- _ACTION ITEM_
Comb the records below for the string "JSON" and copy each line where it turns up.
[[ DATA RECORDS, beginning ]]
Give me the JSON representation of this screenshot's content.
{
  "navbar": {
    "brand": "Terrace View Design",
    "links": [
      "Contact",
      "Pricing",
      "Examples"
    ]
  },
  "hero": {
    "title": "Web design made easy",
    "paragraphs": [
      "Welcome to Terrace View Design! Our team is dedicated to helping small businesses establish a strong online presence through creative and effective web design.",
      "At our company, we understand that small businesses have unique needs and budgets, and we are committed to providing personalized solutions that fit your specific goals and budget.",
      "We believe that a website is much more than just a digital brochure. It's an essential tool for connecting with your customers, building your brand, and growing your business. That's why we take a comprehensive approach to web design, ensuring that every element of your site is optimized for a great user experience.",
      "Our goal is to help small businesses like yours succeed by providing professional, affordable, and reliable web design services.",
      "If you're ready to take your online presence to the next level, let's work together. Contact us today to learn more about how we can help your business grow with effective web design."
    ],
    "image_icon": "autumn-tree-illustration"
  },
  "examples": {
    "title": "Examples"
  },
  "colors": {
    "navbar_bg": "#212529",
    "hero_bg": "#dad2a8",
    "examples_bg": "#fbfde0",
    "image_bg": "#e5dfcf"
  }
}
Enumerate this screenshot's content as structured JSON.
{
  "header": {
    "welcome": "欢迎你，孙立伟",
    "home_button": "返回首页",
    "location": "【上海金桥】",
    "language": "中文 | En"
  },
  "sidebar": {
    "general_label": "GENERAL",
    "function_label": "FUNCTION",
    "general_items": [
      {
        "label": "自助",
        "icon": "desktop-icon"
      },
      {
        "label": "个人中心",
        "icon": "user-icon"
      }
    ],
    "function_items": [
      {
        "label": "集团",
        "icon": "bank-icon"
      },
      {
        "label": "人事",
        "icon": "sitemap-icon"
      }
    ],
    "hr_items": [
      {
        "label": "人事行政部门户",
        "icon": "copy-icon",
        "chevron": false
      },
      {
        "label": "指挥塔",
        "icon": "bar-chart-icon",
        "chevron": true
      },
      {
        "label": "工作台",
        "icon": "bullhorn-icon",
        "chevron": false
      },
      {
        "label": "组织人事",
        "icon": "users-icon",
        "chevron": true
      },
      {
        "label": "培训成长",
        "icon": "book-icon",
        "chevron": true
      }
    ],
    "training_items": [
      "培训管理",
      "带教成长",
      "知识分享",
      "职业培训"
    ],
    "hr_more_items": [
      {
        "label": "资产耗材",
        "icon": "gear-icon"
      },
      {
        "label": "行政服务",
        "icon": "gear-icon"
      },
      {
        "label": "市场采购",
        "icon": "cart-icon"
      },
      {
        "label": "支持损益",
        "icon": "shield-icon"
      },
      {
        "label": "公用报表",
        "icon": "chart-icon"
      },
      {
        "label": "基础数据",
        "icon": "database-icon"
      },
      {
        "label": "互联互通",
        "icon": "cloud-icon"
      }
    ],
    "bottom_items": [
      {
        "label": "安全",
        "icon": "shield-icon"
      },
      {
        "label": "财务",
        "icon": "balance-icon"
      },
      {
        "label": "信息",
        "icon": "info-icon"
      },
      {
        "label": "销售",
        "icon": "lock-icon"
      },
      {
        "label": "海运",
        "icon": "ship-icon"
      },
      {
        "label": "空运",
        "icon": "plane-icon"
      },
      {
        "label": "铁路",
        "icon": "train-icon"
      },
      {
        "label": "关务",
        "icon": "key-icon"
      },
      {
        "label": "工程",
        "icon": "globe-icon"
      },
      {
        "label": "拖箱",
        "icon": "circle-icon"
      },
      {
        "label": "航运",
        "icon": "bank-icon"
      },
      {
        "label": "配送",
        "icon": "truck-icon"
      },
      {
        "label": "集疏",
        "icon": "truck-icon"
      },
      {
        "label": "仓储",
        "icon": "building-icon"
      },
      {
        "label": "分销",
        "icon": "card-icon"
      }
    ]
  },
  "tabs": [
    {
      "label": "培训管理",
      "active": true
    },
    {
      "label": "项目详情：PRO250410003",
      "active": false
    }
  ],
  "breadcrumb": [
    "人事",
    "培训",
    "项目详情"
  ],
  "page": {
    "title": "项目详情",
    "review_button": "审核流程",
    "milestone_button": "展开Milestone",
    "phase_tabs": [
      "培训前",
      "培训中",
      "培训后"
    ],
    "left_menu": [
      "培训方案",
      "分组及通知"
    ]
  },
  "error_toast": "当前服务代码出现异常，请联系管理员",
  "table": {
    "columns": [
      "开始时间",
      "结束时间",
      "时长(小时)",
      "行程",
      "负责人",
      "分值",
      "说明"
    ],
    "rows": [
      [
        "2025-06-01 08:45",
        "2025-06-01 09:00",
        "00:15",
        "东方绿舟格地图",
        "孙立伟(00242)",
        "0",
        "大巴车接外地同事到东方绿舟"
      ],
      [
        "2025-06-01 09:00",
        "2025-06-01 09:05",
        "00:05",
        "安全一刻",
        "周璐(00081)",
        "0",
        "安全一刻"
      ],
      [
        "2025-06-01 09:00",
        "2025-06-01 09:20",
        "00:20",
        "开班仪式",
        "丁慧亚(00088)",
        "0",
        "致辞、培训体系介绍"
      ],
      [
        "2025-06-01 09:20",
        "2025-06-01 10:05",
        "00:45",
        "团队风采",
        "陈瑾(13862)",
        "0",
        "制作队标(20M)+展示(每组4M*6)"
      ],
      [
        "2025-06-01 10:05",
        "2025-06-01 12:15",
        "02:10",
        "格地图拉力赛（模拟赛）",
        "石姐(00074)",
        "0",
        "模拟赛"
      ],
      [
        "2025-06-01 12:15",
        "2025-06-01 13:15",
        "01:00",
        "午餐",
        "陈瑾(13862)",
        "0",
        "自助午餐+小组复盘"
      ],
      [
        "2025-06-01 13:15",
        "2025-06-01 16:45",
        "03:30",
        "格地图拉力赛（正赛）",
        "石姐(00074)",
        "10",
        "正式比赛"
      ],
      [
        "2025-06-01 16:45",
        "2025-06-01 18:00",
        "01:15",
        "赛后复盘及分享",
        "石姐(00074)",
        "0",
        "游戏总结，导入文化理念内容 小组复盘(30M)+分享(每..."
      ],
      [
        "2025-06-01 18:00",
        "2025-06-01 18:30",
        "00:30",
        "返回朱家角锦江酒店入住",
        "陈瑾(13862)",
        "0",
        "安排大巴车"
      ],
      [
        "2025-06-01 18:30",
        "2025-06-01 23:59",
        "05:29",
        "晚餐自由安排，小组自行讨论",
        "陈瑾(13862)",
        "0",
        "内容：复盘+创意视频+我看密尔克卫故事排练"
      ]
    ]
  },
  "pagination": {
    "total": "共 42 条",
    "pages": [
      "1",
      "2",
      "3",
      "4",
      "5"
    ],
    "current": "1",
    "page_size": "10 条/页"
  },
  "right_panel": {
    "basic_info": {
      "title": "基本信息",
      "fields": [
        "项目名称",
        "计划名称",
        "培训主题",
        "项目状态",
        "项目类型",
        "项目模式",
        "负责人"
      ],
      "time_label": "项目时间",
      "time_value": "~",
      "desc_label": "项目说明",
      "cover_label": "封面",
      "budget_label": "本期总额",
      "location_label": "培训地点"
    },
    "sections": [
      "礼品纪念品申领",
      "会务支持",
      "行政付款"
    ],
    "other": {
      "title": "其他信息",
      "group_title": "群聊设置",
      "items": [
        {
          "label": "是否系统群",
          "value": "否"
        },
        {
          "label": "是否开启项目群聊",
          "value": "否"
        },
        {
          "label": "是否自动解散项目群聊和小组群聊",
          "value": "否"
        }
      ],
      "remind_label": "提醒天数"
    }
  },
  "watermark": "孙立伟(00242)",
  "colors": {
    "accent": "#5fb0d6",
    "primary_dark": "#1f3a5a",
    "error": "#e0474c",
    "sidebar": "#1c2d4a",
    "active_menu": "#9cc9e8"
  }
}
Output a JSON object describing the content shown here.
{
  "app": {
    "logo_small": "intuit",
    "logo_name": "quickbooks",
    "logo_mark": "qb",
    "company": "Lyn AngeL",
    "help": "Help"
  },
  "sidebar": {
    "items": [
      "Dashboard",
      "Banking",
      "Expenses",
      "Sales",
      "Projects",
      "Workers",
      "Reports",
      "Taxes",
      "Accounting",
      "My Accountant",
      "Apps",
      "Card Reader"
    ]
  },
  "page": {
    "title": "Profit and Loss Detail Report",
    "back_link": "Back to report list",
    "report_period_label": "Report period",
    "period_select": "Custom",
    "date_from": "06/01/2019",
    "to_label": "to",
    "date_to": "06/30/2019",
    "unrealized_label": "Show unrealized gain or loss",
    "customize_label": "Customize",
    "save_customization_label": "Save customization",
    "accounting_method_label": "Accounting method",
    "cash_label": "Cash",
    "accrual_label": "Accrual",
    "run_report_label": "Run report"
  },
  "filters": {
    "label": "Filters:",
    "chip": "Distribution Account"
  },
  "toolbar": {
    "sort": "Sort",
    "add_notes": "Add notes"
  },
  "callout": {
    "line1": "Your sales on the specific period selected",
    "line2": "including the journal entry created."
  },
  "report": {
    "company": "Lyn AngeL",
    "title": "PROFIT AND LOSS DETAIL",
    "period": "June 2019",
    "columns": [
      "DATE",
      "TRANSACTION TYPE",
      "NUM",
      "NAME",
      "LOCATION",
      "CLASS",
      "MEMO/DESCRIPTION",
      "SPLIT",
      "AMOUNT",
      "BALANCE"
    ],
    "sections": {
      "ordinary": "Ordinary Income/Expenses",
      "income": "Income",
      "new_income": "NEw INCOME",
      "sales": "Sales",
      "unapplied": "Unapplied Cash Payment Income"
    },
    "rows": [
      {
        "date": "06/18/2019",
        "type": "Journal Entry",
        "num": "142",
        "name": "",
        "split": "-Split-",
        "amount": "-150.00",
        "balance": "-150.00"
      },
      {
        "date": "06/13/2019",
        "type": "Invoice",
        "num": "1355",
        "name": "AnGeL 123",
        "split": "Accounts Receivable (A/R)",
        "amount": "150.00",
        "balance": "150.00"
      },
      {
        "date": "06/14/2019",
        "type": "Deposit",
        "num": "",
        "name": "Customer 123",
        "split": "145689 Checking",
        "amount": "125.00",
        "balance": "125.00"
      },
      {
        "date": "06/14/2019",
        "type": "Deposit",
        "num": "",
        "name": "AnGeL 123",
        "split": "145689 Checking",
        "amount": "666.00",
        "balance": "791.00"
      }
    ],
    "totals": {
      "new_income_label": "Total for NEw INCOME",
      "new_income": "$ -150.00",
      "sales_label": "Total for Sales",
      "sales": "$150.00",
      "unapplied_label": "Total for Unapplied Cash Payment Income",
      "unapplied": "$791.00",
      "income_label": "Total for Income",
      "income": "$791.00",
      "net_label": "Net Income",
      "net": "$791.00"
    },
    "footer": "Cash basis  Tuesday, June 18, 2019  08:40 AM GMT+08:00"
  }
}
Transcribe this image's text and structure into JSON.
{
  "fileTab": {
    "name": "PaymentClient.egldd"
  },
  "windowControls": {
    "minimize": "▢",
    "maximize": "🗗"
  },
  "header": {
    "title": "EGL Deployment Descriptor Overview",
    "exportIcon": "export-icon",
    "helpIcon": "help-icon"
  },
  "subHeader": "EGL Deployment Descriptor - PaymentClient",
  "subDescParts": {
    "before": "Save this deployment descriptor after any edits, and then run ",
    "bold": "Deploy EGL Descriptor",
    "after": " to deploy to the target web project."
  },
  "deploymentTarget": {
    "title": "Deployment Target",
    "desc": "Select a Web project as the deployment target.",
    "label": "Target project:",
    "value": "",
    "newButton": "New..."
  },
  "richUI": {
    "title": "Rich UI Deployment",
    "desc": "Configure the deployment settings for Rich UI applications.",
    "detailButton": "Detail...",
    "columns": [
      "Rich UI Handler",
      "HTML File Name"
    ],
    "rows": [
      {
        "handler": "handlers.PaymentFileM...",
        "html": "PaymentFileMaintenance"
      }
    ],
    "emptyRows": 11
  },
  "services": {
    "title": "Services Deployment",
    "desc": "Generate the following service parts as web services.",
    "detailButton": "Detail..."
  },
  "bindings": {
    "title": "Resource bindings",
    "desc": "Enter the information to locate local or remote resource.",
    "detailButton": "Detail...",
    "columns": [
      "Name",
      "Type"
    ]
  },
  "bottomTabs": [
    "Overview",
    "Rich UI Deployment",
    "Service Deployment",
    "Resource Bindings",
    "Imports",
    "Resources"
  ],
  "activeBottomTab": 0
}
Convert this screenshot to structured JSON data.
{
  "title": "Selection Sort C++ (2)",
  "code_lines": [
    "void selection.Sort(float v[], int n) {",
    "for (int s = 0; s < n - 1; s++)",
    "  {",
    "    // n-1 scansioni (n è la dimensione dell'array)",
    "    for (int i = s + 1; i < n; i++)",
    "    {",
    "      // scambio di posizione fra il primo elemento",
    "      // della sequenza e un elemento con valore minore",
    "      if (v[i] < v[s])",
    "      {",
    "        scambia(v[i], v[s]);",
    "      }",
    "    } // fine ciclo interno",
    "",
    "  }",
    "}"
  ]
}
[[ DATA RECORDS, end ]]
- _REPLY TO THE EXERCISE_
Give me the JSON representation of this screenshot's content.
Enumerate this screenshot's content as structured JSON.
Output a JSON object describing the content shown here.
Transcribe this image's text and structure into JSON.
Convert this screenshot to structured JSON data.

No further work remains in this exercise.